_Task instructions_:
Locate all lines in the data below that hold "Files" and show them.

[Start of section]

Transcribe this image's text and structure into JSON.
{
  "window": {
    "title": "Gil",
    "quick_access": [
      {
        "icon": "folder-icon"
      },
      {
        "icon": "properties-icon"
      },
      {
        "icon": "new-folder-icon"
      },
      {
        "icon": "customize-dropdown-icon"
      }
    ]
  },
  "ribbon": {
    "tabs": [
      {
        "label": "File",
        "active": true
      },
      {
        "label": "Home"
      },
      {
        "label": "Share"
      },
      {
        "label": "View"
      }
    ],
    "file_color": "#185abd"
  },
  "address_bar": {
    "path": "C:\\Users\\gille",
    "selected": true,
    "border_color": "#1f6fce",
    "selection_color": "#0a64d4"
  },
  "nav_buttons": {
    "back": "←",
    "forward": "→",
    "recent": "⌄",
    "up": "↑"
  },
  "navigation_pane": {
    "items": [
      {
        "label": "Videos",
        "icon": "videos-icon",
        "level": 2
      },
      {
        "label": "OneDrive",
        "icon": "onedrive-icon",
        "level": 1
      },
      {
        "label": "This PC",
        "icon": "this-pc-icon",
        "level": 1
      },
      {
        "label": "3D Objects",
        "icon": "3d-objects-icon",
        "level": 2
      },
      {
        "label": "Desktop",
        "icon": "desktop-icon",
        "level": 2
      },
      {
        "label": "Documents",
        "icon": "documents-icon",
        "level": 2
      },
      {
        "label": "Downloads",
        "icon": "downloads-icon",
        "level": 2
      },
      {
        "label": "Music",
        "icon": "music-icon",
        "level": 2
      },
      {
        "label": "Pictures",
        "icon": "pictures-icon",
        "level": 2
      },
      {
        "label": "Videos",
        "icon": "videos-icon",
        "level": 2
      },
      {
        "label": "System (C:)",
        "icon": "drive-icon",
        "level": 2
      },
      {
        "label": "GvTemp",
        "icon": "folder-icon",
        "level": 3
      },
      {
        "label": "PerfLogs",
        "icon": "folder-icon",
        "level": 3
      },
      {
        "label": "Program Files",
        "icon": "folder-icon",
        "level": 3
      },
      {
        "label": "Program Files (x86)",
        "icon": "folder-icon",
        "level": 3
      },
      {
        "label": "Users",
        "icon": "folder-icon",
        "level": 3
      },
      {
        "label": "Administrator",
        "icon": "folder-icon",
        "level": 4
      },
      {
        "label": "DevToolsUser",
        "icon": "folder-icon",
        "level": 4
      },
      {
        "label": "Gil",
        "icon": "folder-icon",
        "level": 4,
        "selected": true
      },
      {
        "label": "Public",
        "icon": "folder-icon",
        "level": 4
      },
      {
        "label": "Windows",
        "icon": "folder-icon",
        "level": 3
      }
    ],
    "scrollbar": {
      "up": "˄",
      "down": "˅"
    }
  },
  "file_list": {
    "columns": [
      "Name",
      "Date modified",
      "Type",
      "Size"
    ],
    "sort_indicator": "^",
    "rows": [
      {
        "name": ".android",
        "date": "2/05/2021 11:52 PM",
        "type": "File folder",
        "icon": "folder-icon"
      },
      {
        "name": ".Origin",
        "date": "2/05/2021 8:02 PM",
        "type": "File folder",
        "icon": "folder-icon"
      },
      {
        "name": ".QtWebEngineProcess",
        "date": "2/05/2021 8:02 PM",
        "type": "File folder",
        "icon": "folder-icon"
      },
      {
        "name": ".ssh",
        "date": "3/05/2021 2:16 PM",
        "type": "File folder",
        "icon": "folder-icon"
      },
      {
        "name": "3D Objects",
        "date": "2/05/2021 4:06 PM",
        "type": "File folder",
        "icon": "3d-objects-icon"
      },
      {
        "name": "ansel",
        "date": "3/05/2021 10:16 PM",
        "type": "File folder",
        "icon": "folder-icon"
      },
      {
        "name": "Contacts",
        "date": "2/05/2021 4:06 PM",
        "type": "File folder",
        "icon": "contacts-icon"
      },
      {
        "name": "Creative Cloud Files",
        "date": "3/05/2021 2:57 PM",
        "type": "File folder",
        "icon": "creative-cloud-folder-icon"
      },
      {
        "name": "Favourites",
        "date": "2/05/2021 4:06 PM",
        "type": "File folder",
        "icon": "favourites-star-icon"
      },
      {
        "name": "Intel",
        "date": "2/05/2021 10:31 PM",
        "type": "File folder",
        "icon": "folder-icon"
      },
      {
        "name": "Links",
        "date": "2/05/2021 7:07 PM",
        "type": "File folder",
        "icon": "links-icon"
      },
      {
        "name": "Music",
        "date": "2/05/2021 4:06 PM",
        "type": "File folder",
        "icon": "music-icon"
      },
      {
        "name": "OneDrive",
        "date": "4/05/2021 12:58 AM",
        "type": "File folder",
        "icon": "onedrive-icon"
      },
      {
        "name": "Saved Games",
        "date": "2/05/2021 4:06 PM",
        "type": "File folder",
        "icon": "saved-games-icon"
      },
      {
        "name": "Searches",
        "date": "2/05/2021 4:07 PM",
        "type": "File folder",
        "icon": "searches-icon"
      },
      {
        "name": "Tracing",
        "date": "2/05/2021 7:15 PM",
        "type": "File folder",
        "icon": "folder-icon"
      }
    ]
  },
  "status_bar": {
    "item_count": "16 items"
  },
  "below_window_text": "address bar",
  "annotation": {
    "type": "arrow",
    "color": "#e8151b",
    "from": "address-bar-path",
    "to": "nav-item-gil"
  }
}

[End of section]

_Solution below_:
        "label": "Program Files",
        "label": "Program Files (x86)",
        "name": "Creative Cloud Files",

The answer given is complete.